Topless a couple of times and most of the time wearing a white night gown often accessorized by a gauzy beige wrap, Irish actress Aedín Moloney is dazzling in the solo show, Yes! Reflections of Molly Bloom. Ms. Moloney passionately portrays James Joyce’s earthy Ulysses character in this faithful stage adaptation that’s strikingly presented. Moloney and Colum McCann’s artful synthesis of that legendary literary figure’s monumental soliloquy is conjoined with their distillation of events from the revolutionary novel, capturing its essence. This inspired narrative treatment combined with Moloney’s enthralling performance makes for an entrancing 80 minutes.
Employing her charming accent with its expressive vocal cadences and exhibiting her alluring sleek physicality and charismatic presence, Moloney totally embodies Molly Bloom as she forcefully conveys the icon’s humor and wistfulness. She authoritatively enacts a myriad of often sensual personal reflections with colossal flair. Whether gleefully reciting Joyce’s graphic dialogue, laying on her back with her legs spread or squatting over a chamber pot, she is fearless in delivering her searing dramatic and comedic characterization.
I was dying to find out was he circumcised! He was shaking like a jelly all over – they want everything too quick! Take all the pleasure out of it… I liked the way he made love then. He knew the way to take a woman…
It’s the early hours of June 17, 1904 in Dublin. The lusty soon to be 43-year-old opera singer Molly Bloom offers a stream of consciousness confessional in her bedroom. The young writer Stephen Dedalus who is an acquaintance figures in her reverie. We learn of her marriage at the age of 18 to the Jewish Leopold Bloom, about her teenage daughter and the death in childhood of their son. The Blooms are unabashedly unfaithful, and details of their sex lives are colorfully imparted.

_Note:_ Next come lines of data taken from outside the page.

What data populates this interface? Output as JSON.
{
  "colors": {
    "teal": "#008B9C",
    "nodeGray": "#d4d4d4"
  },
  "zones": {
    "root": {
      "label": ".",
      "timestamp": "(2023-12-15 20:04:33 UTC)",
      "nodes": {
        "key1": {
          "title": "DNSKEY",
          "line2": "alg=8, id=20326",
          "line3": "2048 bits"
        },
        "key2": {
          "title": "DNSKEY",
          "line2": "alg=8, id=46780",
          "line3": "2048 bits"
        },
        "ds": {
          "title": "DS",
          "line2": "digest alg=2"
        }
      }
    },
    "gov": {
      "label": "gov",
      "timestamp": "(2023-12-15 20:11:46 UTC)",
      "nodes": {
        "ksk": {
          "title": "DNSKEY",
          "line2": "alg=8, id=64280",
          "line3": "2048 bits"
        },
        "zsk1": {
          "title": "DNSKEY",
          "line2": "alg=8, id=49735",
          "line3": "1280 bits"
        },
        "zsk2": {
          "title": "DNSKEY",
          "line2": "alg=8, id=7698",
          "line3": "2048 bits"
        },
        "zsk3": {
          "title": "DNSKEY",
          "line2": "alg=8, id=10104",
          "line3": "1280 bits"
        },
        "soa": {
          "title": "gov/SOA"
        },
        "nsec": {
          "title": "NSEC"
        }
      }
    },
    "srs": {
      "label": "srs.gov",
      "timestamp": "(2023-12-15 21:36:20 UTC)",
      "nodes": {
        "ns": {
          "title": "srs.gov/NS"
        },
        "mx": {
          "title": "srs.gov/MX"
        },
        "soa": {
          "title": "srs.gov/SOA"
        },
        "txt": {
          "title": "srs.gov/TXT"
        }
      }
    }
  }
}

Because he must have come three or four times, with that tremendous big red brute of a thing he has; it like Iron, or some kind of a thick crowbar standing all the time… Like a Stallion, driving it up into you, because that’s all they want out of you…
Director Kira Simring exuberantly swirling staging has Moloney strategically placed all over the contained circular three-sided playing area. Each segment of the monologue is delivered from a different area achieving momentum and visual variety. A round bed, a jagged vertical ramp, a bench, a varying lighted shuttered window and a cylindrical table are the landscape for Moloney’s sweeping movements. From a closet that is periodically opened and closed she fondles items of clothing including Leopold Bloom’s trilby hat. By vigorously uniting the verbal with the visual, Ms. Simring achieves high-caliber small-scale theatricality.
A circular ceiling installation is above scenic designer Charlie Corcoran’s configuration of futuristic pieces that all yield a mesmerizing and timeless environment. This achievement is amplified as the objects appear in differing shades of gray and blue depending on the lighting. It all perfectly complements Moloney’s performance.
Michael O’Connor’s dramatic lighting design fluctuates to accompany the various moods and emotions that are expressed. Composer Paddy Moloney’s atmospheric original score with its Celtic tones is an effective opening and closing accompaniment. Subtle effects are realized by M. Florian Staab’s crystalline sound design as well as in Moloney’s music. In addition to that gleaming and flowing night gown and beige wrap, costume designer Leon Dobkowski provides several vibrant colored shawls that conjure up the story’s early 20 century era.
Without being a Joycean scholar or just having slight or even no knowledge of its source material, one can still marvel at Moloney’s lyrical gutsiness and Yes! Reflections of Molly Bloom’s power.
Yes! Reflections of Molly Bloom (through July 7, 2019)
Irish Repertory Theatre
Scott McLucas Studio Stage, 132 West 22ndStreet, in Manhattan
For tickets, call 212-727-2737 or visit http://www.irishrep.org
Running time: 80 minutes without an intermission